Law minister Ravi Shankar Prasad told the Lok Sabha—the Indian parliament’s lower house—that it was a “historic day” because the proposed law will end decades of injustice by granting gender equality to Muslim women. He said the practice continues in India despite the Supreme Court ruling, forcing the government to quickly pass a law to “explicitly ban triple talaq.”
But opposition politicians argued the proposed legislation overreaches by making instant divorce a criminal act, as matrimonial issues come under civil laws. They demanded a special committee review the bill.
But Prime Minister Narendra Modi’s right-wing Hindu nationalist government, which enjoys a majority in the house, brushed off the criticism.
The bill must now be passed by the upper house before becoming law.
A number of Muslim women had petitioned the Supreme Court, arguing that the unilateral power of Muslim men to end marriages instantly violates India’s constitution by infringing on their fundamental right to equality.
Muslim women say they have been divorced over messaging apps like WhatsApp or in letters, leaving them without any legal remedy.
India has no uniform civil law for marriage, divorce and property. Its constitution allows followers of each faith to use their religious laws to govern such matters—including 180 million Muslims, the largest religious minority in the Hindu-dominated country.
Modi’s Bharatiya Janata Party (BJP), which won a thumping majority in 2014 national elections, has long pushed for a controversial uniform civil code to be enforced in India, which has a history of religious violence.

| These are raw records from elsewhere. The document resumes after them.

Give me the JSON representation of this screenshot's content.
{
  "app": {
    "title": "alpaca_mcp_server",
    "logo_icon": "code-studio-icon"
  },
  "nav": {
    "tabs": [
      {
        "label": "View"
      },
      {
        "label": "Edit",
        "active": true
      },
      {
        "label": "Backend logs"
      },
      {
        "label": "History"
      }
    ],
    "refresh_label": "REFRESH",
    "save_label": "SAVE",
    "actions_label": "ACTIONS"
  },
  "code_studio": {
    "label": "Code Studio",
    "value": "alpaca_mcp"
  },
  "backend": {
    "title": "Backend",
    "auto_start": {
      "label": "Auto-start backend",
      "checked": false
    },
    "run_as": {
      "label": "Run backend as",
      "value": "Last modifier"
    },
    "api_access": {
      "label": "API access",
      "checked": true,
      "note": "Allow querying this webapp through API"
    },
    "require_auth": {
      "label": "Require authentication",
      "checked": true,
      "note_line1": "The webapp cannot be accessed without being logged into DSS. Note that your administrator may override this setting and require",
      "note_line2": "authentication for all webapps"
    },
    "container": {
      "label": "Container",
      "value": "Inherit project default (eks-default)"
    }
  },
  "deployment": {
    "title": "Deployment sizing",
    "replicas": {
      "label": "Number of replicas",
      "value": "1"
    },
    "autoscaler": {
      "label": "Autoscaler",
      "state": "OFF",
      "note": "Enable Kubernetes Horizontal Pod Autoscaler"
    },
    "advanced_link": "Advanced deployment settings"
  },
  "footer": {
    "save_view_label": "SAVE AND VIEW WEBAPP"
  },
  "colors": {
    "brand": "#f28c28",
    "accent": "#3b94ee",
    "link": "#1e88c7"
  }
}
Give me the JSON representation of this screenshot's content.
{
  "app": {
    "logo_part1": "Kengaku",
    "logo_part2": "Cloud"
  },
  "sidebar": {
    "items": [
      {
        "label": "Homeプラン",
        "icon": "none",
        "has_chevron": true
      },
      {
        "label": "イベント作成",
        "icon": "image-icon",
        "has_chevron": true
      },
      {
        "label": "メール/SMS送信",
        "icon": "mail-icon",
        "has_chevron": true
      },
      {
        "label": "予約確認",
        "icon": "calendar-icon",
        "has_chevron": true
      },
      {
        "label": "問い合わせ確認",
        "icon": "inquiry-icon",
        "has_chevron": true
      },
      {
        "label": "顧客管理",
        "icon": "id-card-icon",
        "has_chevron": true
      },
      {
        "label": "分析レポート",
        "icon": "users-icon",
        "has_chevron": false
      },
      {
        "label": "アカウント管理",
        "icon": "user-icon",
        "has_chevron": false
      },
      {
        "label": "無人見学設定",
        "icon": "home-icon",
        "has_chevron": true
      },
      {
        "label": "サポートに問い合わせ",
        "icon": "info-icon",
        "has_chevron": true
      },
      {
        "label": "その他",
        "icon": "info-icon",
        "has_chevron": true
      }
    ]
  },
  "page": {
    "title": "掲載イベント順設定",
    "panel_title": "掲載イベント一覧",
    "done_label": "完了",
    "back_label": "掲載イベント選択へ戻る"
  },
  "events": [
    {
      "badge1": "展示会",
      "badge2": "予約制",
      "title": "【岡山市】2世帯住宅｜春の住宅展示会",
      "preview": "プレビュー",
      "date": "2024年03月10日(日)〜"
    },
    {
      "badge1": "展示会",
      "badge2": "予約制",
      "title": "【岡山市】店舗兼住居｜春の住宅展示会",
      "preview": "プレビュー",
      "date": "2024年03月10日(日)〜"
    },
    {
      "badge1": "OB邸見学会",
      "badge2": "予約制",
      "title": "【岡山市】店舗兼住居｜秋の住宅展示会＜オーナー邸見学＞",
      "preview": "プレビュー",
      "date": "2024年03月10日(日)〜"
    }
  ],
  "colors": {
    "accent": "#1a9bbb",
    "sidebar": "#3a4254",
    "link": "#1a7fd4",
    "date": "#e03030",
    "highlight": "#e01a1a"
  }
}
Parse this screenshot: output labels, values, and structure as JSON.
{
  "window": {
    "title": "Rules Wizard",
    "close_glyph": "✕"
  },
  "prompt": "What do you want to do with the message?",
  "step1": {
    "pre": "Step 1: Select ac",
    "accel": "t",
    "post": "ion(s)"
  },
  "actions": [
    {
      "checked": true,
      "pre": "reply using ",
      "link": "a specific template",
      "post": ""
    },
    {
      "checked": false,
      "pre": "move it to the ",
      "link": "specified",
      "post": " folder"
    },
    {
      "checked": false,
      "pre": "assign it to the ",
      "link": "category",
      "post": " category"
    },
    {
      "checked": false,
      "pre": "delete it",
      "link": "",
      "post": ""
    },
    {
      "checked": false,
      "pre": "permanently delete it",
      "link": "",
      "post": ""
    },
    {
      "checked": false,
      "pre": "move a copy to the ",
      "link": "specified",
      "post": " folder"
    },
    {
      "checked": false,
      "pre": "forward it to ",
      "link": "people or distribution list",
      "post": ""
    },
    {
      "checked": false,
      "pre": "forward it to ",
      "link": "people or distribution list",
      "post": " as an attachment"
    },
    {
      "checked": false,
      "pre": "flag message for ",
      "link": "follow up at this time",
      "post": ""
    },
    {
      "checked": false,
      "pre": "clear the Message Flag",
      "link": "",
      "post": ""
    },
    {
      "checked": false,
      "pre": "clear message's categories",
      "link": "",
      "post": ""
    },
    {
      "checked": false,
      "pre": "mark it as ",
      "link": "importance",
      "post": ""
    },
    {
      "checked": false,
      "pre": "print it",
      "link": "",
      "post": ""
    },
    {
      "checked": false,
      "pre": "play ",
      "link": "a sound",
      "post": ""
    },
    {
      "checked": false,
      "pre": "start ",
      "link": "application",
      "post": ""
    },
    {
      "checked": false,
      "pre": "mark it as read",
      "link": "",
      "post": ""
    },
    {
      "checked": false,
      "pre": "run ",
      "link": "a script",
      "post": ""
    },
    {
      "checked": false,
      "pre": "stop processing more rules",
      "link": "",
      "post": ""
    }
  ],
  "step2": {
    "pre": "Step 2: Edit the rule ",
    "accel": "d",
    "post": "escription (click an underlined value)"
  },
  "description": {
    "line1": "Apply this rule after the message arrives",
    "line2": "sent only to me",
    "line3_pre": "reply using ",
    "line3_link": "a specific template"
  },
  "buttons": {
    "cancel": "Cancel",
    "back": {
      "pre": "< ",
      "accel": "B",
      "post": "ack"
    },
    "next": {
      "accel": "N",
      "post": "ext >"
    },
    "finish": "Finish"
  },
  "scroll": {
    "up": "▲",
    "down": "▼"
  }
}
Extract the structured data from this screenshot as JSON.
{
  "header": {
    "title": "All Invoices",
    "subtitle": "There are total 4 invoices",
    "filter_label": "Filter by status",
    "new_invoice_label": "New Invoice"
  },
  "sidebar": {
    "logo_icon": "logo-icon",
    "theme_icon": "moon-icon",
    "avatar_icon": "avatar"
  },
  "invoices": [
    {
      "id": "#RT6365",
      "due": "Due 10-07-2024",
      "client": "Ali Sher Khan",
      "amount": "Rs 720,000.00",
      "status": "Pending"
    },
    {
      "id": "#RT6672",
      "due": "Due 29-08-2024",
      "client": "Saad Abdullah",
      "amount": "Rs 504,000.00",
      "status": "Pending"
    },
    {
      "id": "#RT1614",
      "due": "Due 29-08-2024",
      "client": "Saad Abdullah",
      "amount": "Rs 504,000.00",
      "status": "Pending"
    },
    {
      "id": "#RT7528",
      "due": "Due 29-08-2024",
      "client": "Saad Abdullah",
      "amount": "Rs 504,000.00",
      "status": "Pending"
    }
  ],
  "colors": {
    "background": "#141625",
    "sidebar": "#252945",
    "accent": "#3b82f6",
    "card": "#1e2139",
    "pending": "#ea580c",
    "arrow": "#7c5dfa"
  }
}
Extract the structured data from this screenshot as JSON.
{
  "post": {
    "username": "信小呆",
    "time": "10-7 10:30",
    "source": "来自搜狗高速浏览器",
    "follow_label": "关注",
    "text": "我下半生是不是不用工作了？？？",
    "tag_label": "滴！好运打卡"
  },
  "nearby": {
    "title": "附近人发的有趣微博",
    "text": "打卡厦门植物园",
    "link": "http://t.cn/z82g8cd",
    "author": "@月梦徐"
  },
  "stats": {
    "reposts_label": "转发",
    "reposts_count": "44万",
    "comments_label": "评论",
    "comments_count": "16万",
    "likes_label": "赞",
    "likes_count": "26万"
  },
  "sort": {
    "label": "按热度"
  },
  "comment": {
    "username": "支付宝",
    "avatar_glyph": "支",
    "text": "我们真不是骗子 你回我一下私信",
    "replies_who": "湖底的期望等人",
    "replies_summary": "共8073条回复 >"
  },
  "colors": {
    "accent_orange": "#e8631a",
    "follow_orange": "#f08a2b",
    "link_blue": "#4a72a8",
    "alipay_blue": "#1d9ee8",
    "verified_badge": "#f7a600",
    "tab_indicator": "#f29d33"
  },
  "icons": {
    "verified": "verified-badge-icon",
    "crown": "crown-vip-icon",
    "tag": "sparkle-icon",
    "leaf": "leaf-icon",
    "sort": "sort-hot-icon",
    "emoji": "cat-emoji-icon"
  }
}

But Muslims have historically opposed such a move, claiming it will erode their religious identity and violate the constitution that protects right to religious freedom.